+++ TASK MATERIAL +++

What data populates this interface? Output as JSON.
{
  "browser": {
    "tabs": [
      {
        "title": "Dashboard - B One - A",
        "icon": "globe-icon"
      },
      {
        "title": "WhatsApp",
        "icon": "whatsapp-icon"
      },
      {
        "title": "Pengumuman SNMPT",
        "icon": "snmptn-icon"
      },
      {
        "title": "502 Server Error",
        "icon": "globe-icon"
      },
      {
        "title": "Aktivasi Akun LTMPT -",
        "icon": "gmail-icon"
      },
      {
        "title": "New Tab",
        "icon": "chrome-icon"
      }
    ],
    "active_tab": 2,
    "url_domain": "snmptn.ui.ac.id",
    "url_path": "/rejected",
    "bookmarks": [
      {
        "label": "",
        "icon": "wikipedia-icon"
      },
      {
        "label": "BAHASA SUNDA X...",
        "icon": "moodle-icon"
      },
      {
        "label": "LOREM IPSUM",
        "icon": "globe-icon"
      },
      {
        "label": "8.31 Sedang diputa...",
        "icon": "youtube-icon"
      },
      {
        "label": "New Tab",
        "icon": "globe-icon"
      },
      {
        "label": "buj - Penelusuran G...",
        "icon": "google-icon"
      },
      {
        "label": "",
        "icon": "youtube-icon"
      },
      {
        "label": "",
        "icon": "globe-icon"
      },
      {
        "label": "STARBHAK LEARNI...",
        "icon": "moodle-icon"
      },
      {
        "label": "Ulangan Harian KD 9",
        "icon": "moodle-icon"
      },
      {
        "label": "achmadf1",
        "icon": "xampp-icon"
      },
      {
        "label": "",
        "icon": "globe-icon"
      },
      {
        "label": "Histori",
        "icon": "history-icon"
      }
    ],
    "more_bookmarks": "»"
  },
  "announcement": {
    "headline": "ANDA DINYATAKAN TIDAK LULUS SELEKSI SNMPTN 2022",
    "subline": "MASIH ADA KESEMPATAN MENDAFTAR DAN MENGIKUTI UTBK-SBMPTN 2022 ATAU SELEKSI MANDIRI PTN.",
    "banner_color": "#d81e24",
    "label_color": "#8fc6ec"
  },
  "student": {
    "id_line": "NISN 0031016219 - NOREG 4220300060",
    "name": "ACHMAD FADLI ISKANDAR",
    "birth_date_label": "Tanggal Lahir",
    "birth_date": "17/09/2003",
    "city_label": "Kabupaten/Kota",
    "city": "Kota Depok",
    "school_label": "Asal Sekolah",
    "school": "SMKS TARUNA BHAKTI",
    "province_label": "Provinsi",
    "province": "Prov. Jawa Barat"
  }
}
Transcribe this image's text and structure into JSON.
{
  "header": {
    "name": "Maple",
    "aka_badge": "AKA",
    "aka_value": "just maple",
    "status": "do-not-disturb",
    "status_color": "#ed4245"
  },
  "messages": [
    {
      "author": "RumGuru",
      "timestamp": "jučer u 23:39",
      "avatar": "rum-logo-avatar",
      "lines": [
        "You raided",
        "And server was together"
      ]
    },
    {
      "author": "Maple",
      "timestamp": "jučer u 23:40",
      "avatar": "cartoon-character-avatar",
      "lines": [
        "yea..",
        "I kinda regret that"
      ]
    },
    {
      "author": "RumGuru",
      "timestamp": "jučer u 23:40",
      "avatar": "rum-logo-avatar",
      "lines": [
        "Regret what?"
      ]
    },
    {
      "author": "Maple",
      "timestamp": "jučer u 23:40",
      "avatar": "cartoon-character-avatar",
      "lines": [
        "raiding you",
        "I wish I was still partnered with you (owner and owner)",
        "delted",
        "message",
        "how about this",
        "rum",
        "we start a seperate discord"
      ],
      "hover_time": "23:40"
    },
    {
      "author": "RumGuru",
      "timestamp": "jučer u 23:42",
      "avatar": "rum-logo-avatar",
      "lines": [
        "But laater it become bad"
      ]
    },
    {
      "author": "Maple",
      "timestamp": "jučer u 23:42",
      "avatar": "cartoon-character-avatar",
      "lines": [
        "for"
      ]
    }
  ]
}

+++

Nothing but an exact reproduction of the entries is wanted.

* WORKED SOLUTION *
What data populates this interface? Output as JSON.
{
  "browser": {
    "tabs": [
      {
        "title": "Dashboard - B One - A",
        "icon": "globe-icon"
      },
      {
        "title": "WhatsApp",
        "icon": "whatsapp-icon"
      },
      {
        "title": "Pengumuman SNMPT",
        "icon": "snmptn-icon"
      },
      {
        "title": "502 Server Error",
        "icon": "globe-icon"
      },
      {
        "title": "Aktivasi Akun LTMPT -",
        "icon": "gmail-icon"
      },
      {
        "title": "New Tab",
        "icon": "chrome-icon"
      }
    ],
    "active_tab": 2,
    "url_domain": "snmptn.ui.ac.id",
    "url_path": "/rejected",
    "bookmarks": [
      {
        "label": "",
        "icon": "wikipedia-icon"
      },
      {
        "label": "BAHASA SUNDA X...",
        "icon": "moodle-icon"
      },
      {
        "label": "LOREM IPSUM",
        "icon": "globe-icon"
      },
      {
        "label": "8.31 Sedang diputa...",
        "icon": "youtube-icon"
      },
      {
        "label": "New Tab",
        "icon": "globe-icon"
      },
      {
        "label": "buj - Penelusuran G...",
        "icon": "google-icon"
      },
      {
        "label": "",
        "icon": "youtube-icon"
      },
      {
        "label": "",
        "icon": "globe-icon"
      },
      {
        "label": "STARBHAK LEARNI...",
        "icon": "moodle-icon"
      },
      {
        "label": "Ulangan Harian KD 9",
        "icon": "moodle-icon"
      },
      {
        "label": "achmadf1",
        "icon": "xampp-icon"
      },
      {
        "label": "",
        "icon": "globe-icon"
      },
      {
        "label": "Histori",
        "icon": "history-icon"
      }
    ],
    "more_bookmarks": "»"
  },
  "announcement": {
    "headline": "ANDA DINYATAKAN TIDAK LULUS SELEKSI SNMPTN 2022",
    "subline": "MASIH ADA KESEMPATAN MENDAFTAR DAN MENGIKUTI UTBK-SBMPTN 2022 ATAU SELEKSI MANDIRI PTN.",
    "banner_color": "#d81e24",
    "label_color": "#8fc6ec"
  },
  "student": {
    "id_line": "NISN 0031016219 - NOREG 4220300060",
    "name": "ACHMAD FADLI ISKANDAR",
    "birth_date_label": "Tanggal Lahir",
    "birth_date": "17/09/2003",
    "city_label": "Kabupaten/Kota",
    "city": "Kota Depok",
    "school_label": "Asal Sekolah",
    "school": "SMKS TARUNA BHAKTI",
    "province_label": "Provinsi",
    "province": "Prov. Jawa Barat"
  }
}
Transcribe this image's text and structure into JSON.
{
  "header": {
    "name": "Maple",
    "aka_badge": "AKA",
    "aka_value": "just maple",
    "status": "do-not-disturb",
    "status_color": "#ed4245"
  },
  "messages": [
    {
      "author": "RumGuru",
      "timestamp": "jučer u 23:39",
      "avatar": "rum-logo-avatar",
      "lines": [
        "You raided",
        "And server was together"
      ]
    },
    {
      "author": "Maple",
      "timestamp": "jučer u 23:40",
      "avatar": "cartoon-character-avatar",
      "lines": [
        "yea..",
        "I kinda regret that"
      ]
    },
    {
      "author": "RumGuru",
      "timestamp": "jučer u 23:40",
      "avatar": "rum-logo-avatar",
      "lines": [
        "Regret what?"
      ]
    },
    {
      "author": "Maple",
      "timestamp": "jučer u 23:40",
      "avatar": "cartoon-character-avatar",
      "lines": [
        "raiding you",
        "I wish I was still partnered with you (owner and owner)",
        "delted",
        "message",
        "how about this",
        "rum",
        "we start a seperate discord"
      ],
      "hover_time": "23:40"
    },
    {
      "author": "RumGuru",
      "timestamp": "jučer u 23:42",
      "avatar": "rum-logo-avatar",
      "lines": [
        "But laater it become bad"
      ]
    },
    {
      "author": "Maple",
      "timestamp": "jučer u 23:42",
      "avatar": "cartoon-character-avatar",
      "lines": [
        "for"
      ]
    }
  ]
}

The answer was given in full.